How to Fight Ethanol Problems in Small Engines

Phase separation

How to Fight Ethanol Problems in Small Engines

 

In 2005, Congress instituted a new renewable fuel standard that you didn’t get to vote on. In response, refiners made a wholesale switch, removing methyl tertiary butyl ether (MTBE) and blending fuel with ethanol. Ethanol helps reduce petroleum use and greenhouse gas (GHG) emissions, well in special engines made for ethanol only – but you’re not suppose to know that..  (even though you end up using more fuel to make up for the losses). Derived from corn (Round-up ready which destroys our health), ethanol supports U.S. agriculture (as long as they don’t ask questions and buy the seed they are forced to) and helps support energy independence. (as if allowing private railways wouldn’t but competing with AMTRAK is against the law currently).

Ethanol, however, can cause a number of problems, particularly in small engines. These problems center on the two following issues:

1) Dissolving plastics and creating deposits

Ethanol is an excellent solvent and drying agent that dissolves old gum and varnish deposits from the gas tank and fuel lines. However, it can also dissolve plastic and create deposits. Honda states that the dissolved material can clog filters or pass through and leave deposits on fuel injectors, fuel pumps, fuel-pressure regulators, carburetor jets, intake tracts, valves and valve guides.

Small-engine manufacturer ECHO agrees, stating in its warranty that these deposits can lead to poor engine performance; loss of power; overheating; fuel vapor lock; improper clutch engagement caused by increased engine idle speeds, which allows cutting attachments to turn while the unit is idling; and premature deterioration of fuel lines, gaskets, carburetors and other engine components.

2) Ethanol and water don’t mix

Small engine manufactures have spent considerable time studying the relationship between ethanol and water.

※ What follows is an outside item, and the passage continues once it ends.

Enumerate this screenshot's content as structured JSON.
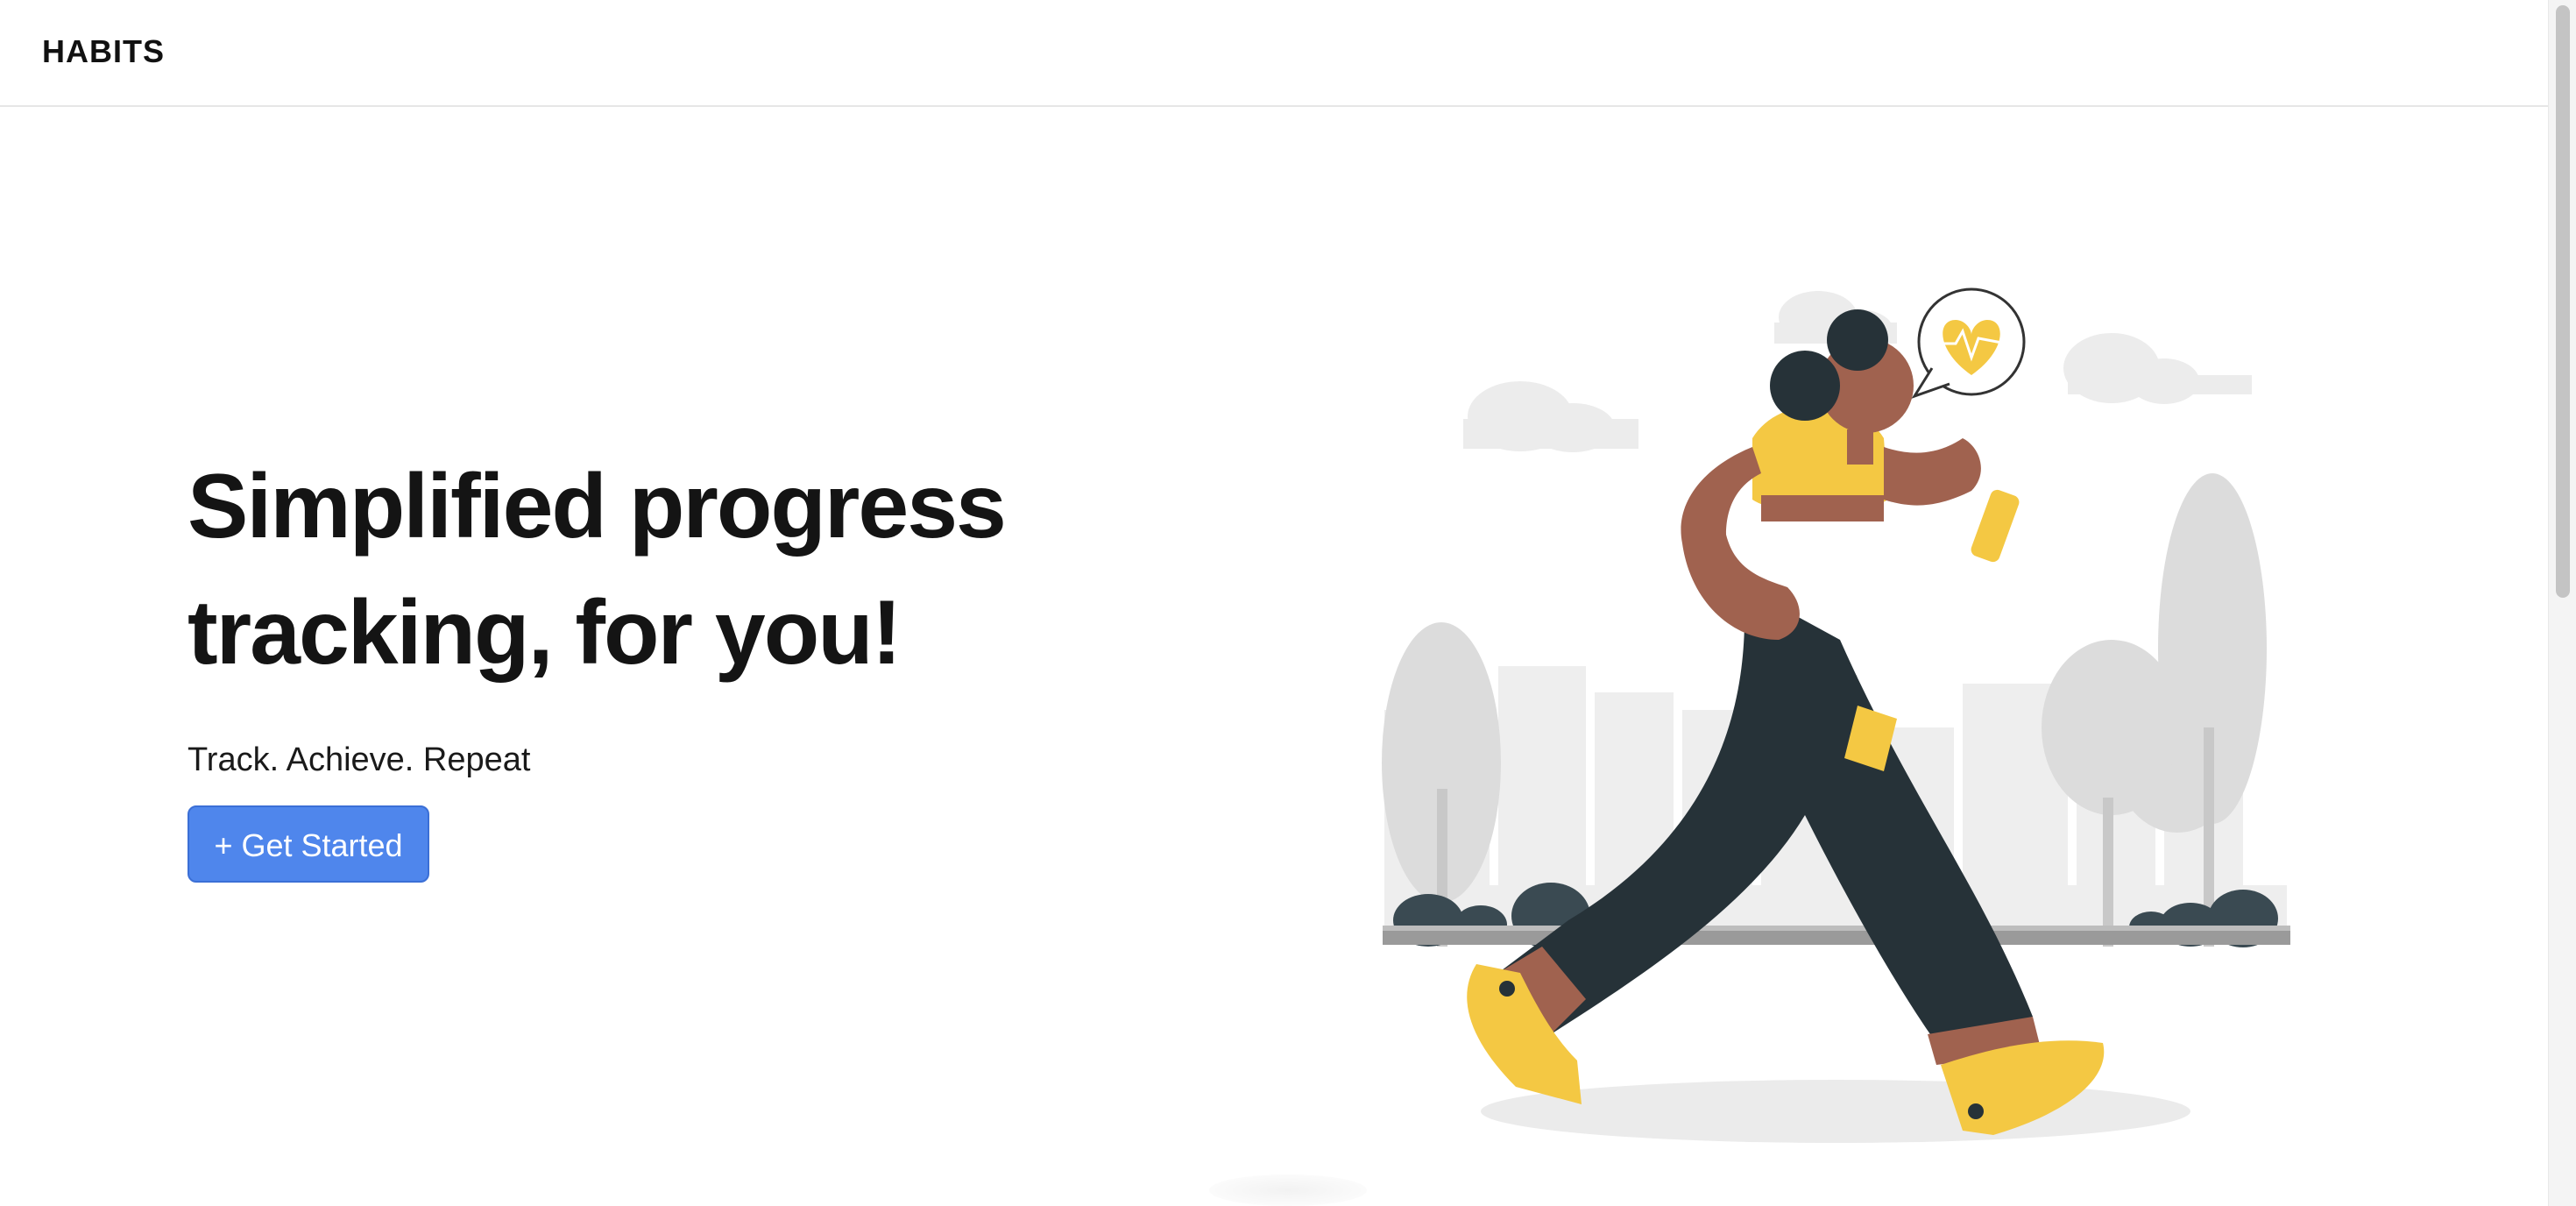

The white flaky deposits in this carburetor are attributed to ethanol.

ECHO warns that ethanol will absorb a small amount of moisture and stay in suspension within the gasoline for a while. However, the ethanol will only absorb up to ¾ of an ounce of water in a gallon of gas before it reaches its saturation point. Once the ethanol has absorbed enough moisture to reach its saturation point, phase separation occurs. Phase separation means the ethanol and absorbed water drop to the bottom of the fuel container since it is heavier than the gas and oil, leaving the gasoline and oil mix to float on top of the tank. Most operators never notice water in the can when they refuel their equipment. The end result is often a carburetor ruined with rust and corrosion. These expensive repairs can cost more than $75 and are not typically covered by warranty.

Stihl stresses that the layer of gasoline left floating on top has a lower octane level than the original ethanol-gasoline blend, which can result in unstable engine operation, power loss and major engine failures.

Ethanol’s affinity for water explains why so many ethanol-related problems surface in the marine industry. In fact, some marina personnel say up to 65 percent of their service orders are attributable to fuel-system problems.

Combating ethanol problems

Although some fuel additives on the market claim to reverse the effects of phase separation, there’s no way to reintegrate gasoline and ethanol once they’ve separated. Instead, it’s best to prevent it.

One solution is to use non-oxygenated, ethanol-free gas in your small engines. It costs a little more, but it eliminates problems
associated with ethanol. Another solution is to treat every tank of fuel and container of gas with AMSOIL Quickshot. It helps keep water molecules dispersed in the fuel to prevent phase separation. It also cleans varnish, gums and insoluble debris while stabilizing fuel during short-term storage.

Quickshot was tested in fuel containing 10 percent ethanol. Controlled plugging of injectors showed a 70 percent flow improvement, while oxidation stability improved 44 percent over untreated fuel.

Regardless whether you’re pro- or anti-ethanol, we can all agree on the importance of taking care of our small engines.